---- DATASET
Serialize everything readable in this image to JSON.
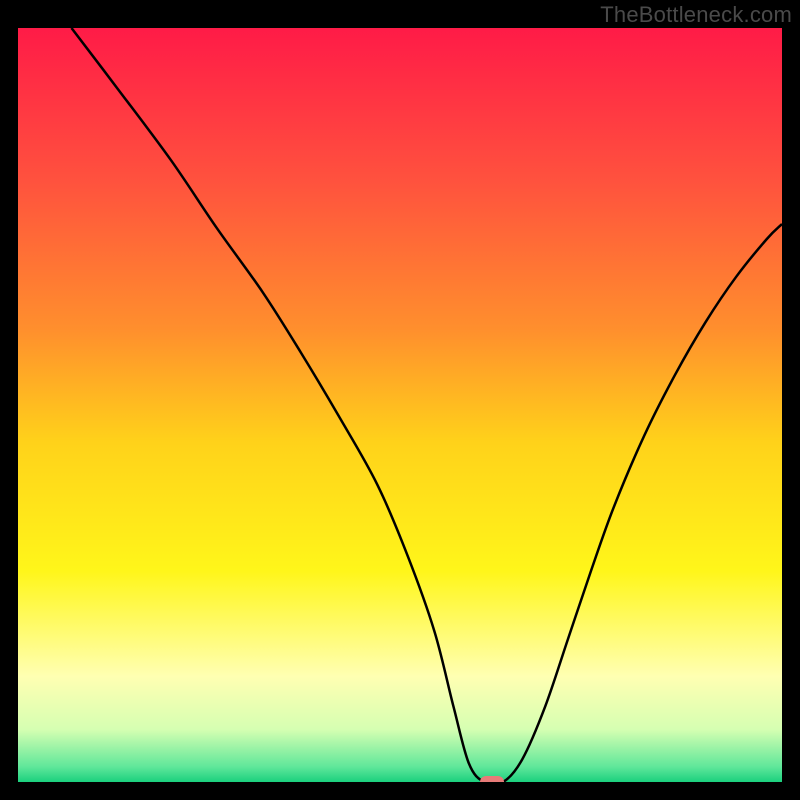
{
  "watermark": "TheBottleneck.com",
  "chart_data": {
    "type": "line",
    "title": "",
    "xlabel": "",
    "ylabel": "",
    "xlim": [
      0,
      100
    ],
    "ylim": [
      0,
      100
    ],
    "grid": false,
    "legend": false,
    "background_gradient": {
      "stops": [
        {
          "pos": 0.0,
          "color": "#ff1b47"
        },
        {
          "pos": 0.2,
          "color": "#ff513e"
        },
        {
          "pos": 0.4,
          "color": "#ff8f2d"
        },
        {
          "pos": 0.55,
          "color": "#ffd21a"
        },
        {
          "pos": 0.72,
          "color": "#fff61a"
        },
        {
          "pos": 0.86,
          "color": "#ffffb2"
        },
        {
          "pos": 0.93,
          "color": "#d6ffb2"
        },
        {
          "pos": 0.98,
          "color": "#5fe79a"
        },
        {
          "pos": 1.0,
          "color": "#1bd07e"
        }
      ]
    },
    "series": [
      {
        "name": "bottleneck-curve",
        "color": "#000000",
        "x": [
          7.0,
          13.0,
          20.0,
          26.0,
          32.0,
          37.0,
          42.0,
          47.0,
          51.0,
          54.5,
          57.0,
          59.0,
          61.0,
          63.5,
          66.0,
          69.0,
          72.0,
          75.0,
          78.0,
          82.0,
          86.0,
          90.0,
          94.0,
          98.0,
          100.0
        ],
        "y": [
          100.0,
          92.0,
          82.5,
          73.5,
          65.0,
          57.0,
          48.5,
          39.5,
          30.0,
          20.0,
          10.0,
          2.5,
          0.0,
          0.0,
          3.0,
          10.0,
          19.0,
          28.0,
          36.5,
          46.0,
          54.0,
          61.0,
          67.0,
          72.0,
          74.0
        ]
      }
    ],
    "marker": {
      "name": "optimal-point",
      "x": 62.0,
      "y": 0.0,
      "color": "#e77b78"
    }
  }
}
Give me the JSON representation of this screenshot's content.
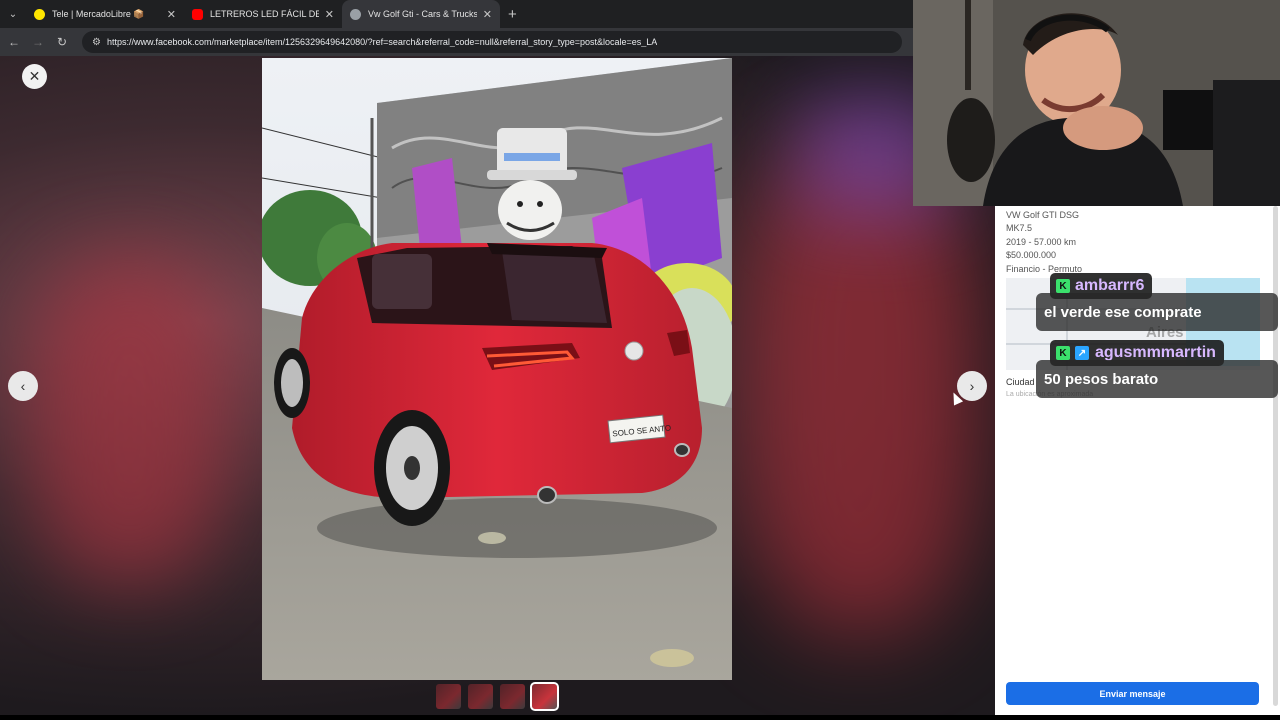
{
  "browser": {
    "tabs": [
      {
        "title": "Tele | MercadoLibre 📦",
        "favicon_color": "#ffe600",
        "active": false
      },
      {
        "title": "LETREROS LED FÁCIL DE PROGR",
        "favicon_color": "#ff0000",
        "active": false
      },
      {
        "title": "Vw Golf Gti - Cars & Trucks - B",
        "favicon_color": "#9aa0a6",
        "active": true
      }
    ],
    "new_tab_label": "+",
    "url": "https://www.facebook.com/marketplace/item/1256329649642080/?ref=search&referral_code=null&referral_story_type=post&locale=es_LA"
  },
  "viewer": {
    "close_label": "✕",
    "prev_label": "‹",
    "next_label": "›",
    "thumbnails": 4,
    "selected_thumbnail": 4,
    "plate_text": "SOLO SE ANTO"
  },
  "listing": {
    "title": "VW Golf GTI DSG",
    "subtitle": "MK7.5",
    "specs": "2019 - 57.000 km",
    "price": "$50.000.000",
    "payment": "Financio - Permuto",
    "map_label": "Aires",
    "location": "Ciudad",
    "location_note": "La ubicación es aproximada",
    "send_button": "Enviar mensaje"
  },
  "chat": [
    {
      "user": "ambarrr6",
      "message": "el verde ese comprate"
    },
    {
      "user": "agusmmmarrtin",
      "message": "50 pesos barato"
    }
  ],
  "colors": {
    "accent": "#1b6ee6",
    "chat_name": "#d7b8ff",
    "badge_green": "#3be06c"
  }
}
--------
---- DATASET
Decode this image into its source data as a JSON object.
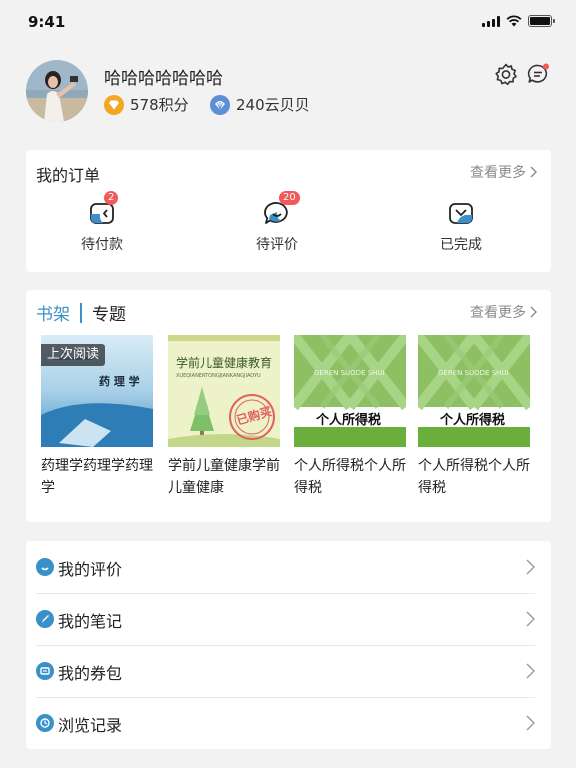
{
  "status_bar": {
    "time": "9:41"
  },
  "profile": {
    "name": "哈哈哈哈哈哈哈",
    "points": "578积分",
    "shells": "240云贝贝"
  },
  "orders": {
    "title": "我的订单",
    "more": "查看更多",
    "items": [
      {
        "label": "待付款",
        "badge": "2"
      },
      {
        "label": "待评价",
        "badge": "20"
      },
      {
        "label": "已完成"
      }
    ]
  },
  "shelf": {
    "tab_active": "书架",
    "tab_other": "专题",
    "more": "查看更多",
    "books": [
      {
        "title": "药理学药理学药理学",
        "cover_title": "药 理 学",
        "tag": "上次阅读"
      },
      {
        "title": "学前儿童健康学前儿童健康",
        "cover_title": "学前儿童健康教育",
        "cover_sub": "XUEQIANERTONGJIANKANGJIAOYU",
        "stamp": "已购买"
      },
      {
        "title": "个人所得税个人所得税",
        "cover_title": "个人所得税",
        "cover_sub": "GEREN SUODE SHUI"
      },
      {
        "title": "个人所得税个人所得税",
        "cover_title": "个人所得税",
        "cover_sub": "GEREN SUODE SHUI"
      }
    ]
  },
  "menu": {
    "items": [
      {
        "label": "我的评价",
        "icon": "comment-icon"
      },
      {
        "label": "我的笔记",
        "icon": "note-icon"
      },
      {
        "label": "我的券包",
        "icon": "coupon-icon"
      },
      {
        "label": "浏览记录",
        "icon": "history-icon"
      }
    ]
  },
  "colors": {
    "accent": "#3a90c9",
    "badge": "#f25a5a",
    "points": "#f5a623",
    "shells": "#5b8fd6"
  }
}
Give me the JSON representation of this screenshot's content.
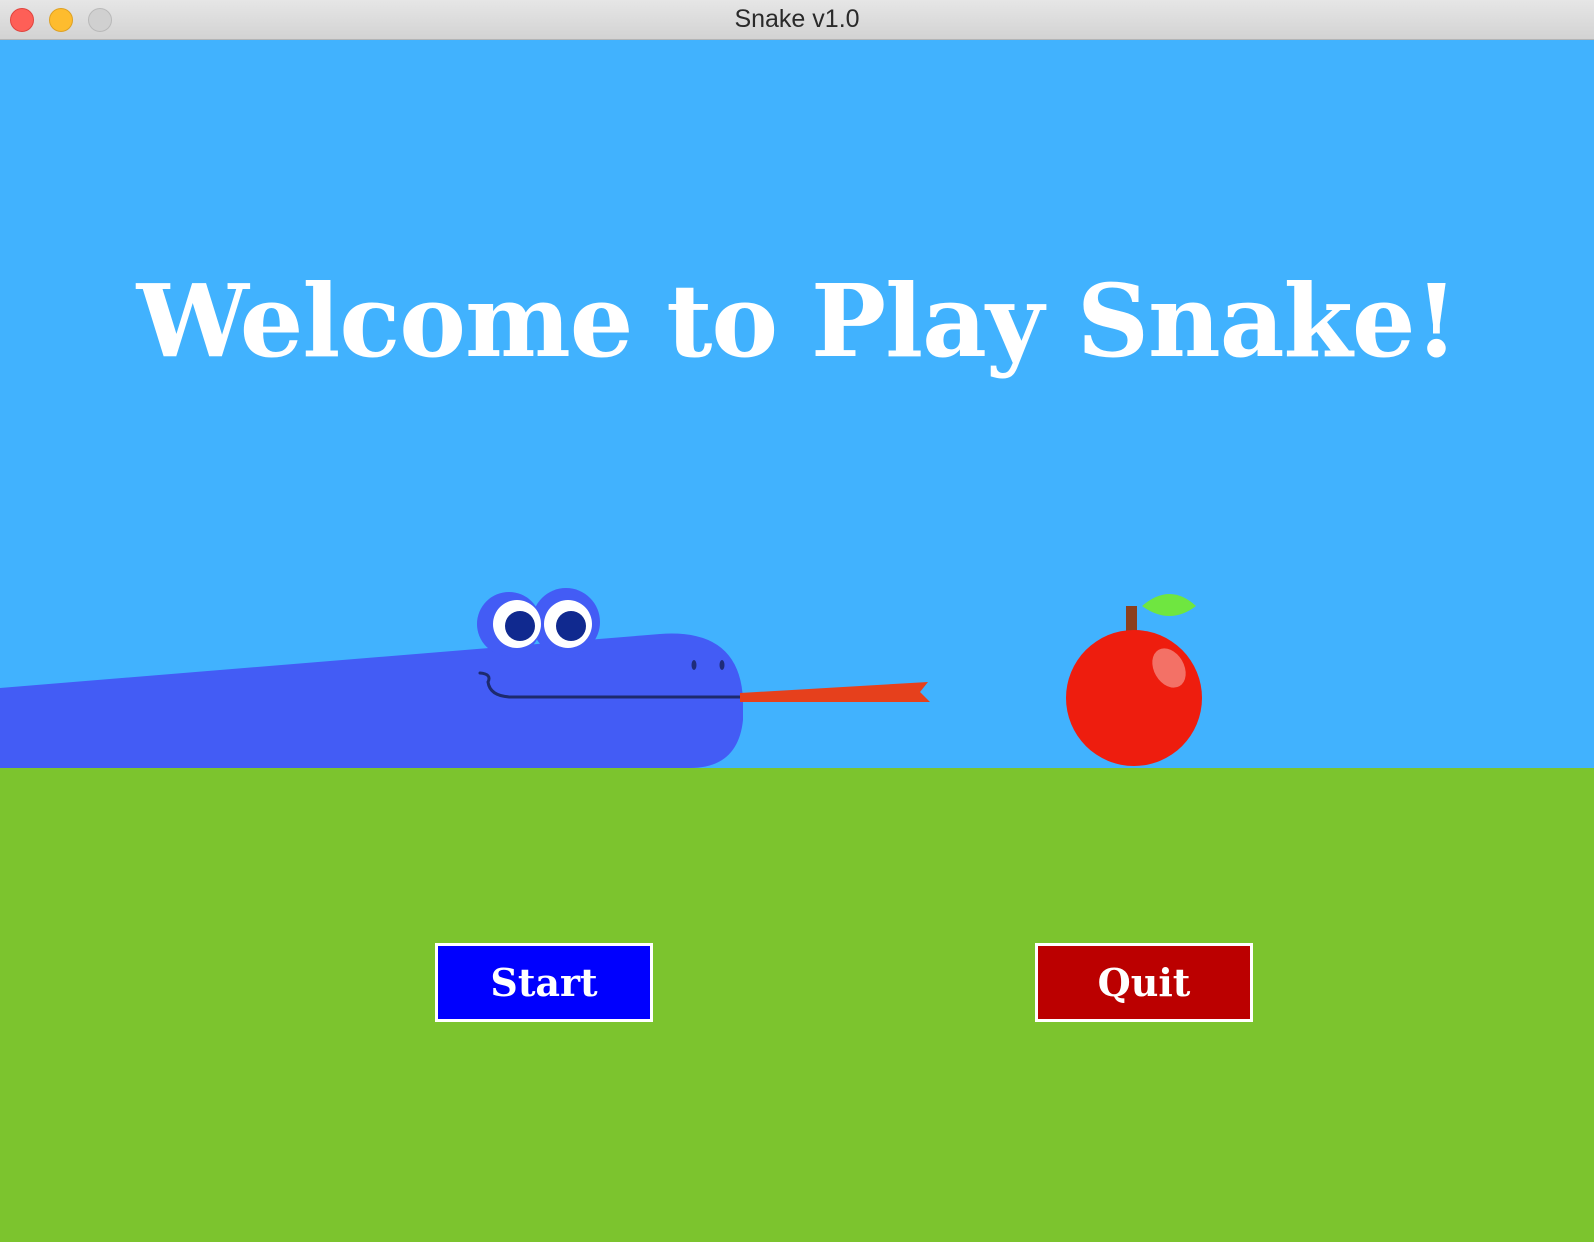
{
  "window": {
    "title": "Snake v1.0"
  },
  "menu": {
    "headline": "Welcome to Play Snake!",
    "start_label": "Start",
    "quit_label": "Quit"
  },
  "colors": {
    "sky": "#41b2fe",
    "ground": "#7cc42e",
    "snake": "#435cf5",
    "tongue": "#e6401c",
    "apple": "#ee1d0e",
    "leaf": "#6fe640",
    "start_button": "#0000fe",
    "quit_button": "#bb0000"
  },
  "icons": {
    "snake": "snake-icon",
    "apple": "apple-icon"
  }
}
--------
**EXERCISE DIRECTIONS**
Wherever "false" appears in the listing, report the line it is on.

**SOLUTION TO THIS TASK**
    "grid": false,
    "legend": false,
        "active": false
        "active": false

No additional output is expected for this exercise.